If it weren't for the seamless display of Cal Ripken photos on the walls, you easily could mistake the Tufton Group's Lutherville offices for any of the actuaries, accountants or small businesses leasing space in the unremarkable, red-brick office building.
But this is the headquarters of "Cal Inc.," the marketing arm of one of baseball's best throwing arms. It is here that the All-Star's image is guarded, his endorsements are sold and his public relations and charitable activities are coordinated.
This is even where the player, in an annual preseason rite of spring, spends two days doing nothing but signing baseballs, which then are sold for $80.
Founded in 1992 by Ripken's agent, Ron Shapiro, the Tufton Group is one of a growing number of sports marketing firms established to coordinate the off-field activities of individual athletes. Earnings from such work often can eclipse the paycheck an athlete receives from his team, although not in Ripken's case. In recent years, he has earned well under $1 million from commercial contracts, and $6 million from the Orioles.
Named for the Baltimore County region where Ripken lives, the Tufton Group is run by Ira S. Rainess, the firm's 28-year-old general counsel and chief operating officer, and a pair of full-time assistants.

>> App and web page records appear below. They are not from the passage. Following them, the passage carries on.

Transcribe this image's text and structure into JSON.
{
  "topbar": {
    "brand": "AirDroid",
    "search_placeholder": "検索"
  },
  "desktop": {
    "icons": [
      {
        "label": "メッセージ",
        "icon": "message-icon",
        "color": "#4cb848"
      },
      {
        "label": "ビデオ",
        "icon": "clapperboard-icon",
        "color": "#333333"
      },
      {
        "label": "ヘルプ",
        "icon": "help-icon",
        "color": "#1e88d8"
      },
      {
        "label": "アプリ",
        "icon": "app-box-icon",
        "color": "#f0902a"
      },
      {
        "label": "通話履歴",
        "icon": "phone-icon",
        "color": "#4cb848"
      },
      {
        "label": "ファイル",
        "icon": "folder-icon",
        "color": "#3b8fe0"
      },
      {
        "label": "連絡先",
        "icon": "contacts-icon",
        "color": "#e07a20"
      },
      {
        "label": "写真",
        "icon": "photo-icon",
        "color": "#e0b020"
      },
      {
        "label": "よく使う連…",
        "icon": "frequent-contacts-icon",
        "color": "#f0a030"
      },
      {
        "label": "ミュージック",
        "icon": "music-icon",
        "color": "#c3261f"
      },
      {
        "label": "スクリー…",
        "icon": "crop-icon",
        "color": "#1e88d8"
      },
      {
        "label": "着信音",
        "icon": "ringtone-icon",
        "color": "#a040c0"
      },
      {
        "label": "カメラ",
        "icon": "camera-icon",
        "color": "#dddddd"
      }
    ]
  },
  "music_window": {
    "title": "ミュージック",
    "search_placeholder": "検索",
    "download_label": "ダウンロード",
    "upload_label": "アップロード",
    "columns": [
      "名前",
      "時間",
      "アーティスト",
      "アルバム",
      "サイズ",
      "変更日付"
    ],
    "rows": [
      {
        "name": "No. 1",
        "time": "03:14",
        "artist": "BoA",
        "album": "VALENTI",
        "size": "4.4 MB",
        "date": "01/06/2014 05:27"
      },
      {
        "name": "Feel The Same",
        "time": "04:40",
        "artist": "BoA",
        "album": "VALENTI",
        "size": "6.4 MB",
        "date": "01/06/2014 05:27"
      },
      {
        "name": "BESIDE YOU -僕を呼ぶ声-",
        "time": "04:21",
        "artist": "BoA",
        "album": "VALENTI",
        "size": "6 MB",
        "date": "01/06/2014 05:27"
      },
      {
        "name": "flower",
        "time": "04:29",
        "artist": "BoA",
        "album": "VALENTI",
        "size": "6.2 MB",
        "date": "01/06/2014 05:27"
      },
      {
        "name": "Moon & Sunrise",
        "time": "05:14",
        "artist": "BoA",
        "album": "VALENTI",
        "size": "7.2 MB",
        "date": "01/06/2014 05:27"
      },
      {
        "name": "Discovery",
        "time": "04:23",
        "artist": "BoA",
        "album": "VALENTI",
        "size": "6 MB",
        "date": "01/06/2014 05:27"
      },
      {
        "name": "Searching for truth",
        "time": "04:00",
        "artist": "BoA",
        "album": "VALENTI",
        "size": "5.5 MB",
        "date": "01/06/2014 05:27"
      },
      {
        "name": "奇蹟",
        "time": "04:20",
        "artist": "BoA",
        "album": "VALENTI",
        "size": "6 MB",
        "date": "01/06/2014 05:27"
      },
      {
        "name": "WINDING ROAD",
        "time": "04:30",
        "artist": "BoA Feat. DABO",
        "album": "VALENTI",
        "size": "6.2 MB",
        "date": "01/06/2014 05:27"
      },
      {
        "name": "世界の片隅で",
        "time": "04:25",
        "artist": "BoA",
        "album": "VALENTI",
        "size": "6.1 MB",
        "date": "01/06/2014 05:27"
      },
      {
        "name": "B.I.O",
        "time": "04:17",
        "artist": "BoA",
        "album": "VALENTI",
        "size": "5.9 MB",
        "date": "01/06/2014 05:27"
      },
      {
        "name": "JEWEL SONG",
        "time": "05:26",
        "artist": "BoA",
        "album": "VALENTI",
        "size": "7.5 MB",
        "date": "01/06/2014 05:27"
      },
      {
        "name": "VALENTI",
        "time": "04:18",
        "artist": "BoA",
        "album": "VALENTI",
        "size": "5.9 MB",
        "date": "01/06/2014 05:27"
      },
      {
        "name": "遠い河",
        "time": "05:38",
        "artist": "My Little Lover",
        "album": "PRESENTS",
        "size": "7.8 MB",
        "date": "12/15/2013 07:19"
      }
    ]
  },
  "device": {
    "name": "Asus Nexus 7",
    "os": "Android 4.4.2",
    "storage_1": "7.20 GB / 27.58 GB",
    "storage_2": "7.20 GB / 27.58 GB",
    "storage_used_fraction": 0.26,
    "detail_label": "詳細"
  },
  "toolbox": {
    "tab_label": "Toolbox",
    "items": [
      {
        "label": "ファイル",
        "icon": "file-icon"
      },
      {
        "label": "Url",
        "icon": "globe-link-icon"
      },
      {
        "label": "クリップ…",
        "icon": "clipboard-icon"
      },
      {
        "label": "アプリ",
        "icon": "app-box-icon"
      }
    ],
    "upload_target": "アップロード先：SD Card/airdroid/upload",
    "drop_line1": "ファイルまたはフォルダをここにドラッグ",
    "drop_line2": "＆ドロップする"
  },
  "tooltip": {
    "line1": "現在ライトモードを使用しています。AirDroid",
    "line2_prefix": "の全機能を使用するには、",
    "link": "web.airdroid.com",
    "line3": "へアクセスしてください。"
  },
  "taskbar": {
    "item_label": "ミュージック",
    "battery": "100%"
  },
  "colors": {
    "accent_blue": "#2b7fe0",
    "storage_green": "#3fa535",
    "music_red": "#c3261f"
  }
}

Ripken, a vice president of Tufton, also maintains an office here, as does his wife, Kelly, and her father, Bob Geer, who operate the charitable Kelly and Cal Ripken Jr. Foundation.
Ripken never has been a particularly hot commodity on Madison Avenue, where more flamboyant athletes dominate the endorsement business. But interest -- and activity at the Tufton Group -- has picked up as he closes in on Lou Gehrig's record, becoming the embodiment of the American work ethic.
"I'm taking a very conservative approach to Cal's licensing. We don't want to overdo it," said Rainess, who estimates getting up to 50 proposals a day this year for various marketing schemes associated with Ripken. He rejects 80 percent, he said.
Still, Ripken is warming up to major deals. Yesterday, at a Camden Yards news conference, Ripken donned a baseball cap embroidered with the Chevrolet logo and announced he is becoming a national spokesman for Chevy trucks.
Many items are chosen . . .
Shoe manufacturer Nike is building a TV advertisement around Ripken. It also will update its downtown billboard featuring the Orioles shortstop. The new caption will read: "Death. Taxes. Cal Ripken Jr."
Rainess' spacious office, carpeted in Camden green, is cluttered with proposed and actual items of Ripken-mania. There is a mock-up of a Wheaties box, on which Ripken will appear (the player's name -- spelled "Ripkin" -- will be corrected, Rainess said). A set of cartoonish, bouncing-head figurines includes Ripken with a number of other baseball luminaries, and there is a rack of baseball bats.
So far this year, there has been a Burger King promotion featuring commemorative balls with Ripken's image and a limited edition poster. Phone customers soon will be able to pay for calls through Ripken cards issued by long-distance carriers.
Also coming: the "Hands of Gold" plaque, featuring the imprint of Ripken's hands.
. . . and rejected
Then there's the proposed Home Plate plate. The white, plastic tray, about 1 foot by 1 1/2 feet and shaped like home plate, features an inset for a ball and is designed for fans to hold in their laps while eating at the ballpark or at home. The "your name here" on the ball, however, is unlikely to be replaced by Ripken, because the Tufton Group has rejected the offer.
Also rejected: a commemorative beer mug. Ripken, a spokesman for the region's milk producers, doesn't want to promote alcohol or tobacco. Ripken said he doesn't want to get involved with products he doesn't believe in or be cast in a role he's uncomfortable with -- such as a hard-sell TV ad.
"I have to like it and believe in it," Ripken said. "I try to never forget who I am or what I am -- I'm a baseball player."
Such selectivity inevitably means saying no to new ideas and ending relationships already under way. The Cal Bar candy bar, once one of the hottest-selling products of Morley Candy Makers, a company that arms legions of school kids raising funds for nonprofits, was not renewed.
"We just didn't see eye-to-eye on a couple of things," said Morley director of fund-raising Ron Kenjorski.
"Morley is not Coca-Cola. We're in a niche market and can't give away the house," he said.
Ken Brenner, president of Brenner Classic Moments, a New Jersey company that markets sports art, said Tufton could be tough to bargain with, but was fair and honest. Brenner is distributing a limited edition Ripken poster by 18-year-old artist James Fiorentino, whose work is the focus of the company's work.
"They [Tufton] are absolutely a class act. As you know, a lot of the other agents are difficult. They aren't always as professional as they should be, and their marketing skills aren't always what they should be," Brenner said.